↓

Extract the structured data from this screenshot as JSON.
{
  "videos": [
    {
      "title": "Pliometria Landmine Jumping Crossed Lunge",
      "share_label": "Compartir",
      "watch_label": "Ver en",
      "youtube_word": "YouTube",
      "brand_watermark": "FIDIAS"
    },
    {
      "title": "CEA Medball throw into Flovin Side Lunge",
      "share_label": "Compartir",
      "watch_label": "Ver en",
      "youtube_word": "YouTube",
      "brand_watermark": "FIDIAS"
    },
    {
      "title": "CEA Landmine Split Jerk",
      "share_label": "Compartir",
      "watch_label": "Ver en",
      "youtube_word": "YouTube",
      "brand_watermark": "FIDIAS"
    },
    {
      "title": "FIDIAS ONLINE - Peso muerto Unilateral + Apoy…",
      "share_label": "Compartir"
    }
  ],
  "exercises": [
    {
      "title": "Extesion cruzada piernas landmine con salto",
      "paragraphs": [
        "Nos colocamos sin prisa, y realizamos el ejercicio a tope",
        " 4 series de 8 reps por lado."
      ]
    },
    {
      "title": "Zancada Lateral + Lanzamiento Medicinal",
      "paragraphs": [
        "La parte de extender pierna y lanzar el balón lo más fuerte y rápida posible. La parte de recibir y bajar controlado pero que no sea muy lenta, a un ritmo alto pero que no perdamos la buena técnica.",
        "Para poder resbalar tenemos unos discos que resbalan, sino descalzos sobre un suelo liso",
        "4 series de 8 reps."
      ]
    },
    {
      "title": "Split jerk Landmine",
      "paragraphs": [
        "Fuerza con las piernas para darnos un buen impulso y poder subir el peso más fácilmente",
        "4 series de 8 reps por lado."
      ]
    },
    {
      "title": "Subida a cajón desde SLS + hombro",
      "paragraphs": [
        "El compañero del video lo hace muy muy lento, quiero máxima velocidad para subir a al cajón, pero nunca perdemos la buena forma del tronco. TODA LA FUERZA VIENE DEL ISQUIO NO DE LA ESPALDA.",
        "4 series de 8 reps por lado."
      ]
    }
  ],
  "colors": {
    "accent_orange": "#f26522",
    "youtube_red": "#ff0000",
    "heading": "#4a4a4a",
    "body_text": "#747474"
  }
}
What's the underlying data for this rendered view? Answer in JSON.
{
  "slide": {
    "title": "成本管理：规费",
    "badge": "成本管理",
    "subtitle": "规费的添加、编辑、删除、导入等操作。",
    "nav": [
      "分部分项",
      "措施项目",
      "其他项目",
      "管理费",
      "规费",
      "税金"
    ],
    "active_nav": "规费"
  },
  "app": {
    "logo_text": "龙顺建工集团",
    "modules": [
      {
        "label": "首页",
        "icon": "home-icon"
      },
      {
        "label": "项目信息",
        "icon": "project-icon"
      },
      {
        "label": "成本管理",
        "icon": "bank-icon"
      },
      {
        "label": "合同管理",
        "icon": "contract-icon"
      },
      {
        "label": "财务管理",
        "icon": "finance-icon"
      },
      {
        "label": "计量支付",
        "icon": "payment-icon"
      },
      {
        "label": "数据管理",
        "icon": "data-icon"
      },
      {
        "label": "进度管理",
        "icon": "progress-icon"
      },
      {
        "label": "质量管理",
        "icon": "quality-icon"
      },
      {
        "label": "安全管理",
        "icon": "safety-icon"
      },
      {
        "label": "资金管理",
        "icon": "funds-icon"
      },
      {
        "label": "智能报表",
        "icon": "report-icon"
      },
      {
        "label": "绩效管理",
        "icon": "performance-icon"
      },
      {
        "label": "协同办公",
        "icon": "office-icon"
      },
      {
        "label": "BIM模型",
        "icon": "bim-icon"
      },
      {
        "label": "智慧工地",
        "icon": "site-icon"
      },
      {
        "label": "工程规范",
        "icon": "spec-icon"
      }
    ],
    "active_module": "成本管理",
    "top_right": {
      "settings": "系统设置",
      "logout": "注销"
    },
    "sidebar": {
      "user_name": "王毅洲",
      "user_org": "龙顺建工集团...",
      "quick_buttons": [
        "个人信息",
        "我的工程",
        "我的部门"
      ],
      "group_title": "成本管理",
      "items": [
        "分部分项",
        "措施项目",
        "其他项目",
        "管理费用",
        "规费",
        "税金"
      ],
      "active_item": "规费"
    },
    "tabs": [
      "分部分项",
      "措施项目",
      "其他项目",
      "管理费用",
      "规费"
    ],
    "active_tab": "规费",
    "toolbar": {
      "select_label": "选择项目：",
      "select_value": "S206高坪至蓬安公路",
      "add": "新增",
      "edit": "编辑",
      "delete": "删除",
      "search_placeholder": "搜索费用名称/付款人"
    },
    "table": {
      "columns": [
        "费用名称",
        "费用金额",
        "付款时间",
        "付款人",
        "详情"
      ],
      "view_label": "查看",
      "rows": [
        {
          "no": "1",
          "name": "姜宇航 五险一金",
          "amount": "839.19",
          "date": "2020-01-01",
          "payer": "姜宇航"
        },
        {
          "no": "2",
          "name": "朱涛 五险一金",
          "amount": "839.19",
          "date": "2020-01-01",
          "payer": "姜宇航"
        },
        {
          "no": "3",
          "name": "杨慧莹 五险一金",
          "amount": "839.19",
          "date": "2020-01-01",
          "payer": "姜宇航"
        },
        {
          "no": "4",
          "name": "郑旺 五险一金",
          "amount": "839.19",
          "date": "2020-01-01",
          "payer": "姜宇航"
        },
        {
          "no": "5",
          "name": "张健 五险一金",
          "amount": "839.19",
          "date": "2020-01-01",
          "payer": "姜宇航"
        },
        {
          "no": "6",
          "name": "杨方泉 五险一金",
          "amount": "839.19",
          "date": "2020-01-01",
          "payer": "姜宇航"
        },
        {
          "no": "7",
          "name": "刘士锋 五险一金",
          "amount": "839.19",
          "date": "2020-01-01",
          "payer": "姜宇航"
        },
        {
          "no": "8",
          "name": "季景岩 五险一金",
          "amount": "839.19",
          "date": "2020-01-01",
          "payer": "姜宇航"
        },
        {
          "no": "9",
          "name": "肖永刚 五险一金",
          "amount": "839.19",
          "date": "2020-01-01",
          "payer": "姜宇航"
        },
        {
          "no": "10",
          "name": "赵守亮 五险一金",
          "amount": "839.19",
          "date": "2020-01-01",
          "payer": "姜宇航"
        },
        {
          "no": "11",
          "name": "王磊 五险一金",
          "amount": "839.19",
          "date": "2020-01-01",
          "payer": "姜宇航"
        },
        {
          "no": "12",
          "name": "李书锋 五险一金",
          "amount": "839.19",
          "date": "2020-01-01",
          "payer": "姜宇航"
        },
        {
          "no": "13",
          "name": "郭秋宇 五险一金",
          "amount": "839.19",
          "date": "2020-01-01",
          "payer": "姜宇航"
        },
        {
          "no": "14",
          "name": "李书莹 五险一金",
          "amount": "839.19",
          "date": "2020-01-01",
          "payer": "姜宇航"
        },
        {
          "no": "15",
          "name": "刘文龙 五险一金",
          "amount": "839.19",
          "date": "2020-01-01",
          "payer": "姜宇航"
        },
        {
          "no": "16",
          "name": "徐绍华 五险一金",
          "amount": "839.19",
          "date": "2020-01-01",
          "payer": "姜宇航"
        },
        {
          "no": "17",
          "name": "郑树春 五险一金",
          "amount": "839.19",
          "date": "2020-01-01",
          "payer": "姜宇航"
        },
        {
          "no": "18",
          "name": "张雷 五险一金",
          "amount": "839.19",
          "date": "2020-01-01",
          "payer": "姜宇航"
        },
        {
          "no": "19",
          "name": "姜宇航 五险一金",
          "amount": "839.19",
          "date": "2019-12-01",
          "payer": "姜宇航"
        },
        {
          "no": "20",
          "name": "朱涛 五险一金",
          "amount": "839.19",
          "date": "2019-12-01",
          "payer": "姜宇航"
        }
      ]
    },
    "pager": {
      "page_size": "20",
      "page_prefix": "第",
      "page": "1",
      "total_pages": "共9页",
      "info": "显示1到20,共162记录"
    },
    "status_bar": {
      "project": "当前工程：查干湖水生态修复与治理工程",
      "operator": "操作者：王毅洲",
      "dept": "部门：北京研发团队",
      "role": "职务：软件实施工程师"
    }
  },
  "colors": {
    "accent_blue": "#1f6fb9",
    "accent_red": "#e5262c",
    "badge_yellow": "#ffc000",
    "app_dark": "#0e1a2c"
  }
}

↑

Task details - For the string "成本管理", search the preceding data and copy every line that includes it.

Your solution -
    "title": "成本管理：规费",
    "badge": "成本管理",
        "label": "成本管理",
    "active_module": "成本管理",
      "group_title": "成本管理",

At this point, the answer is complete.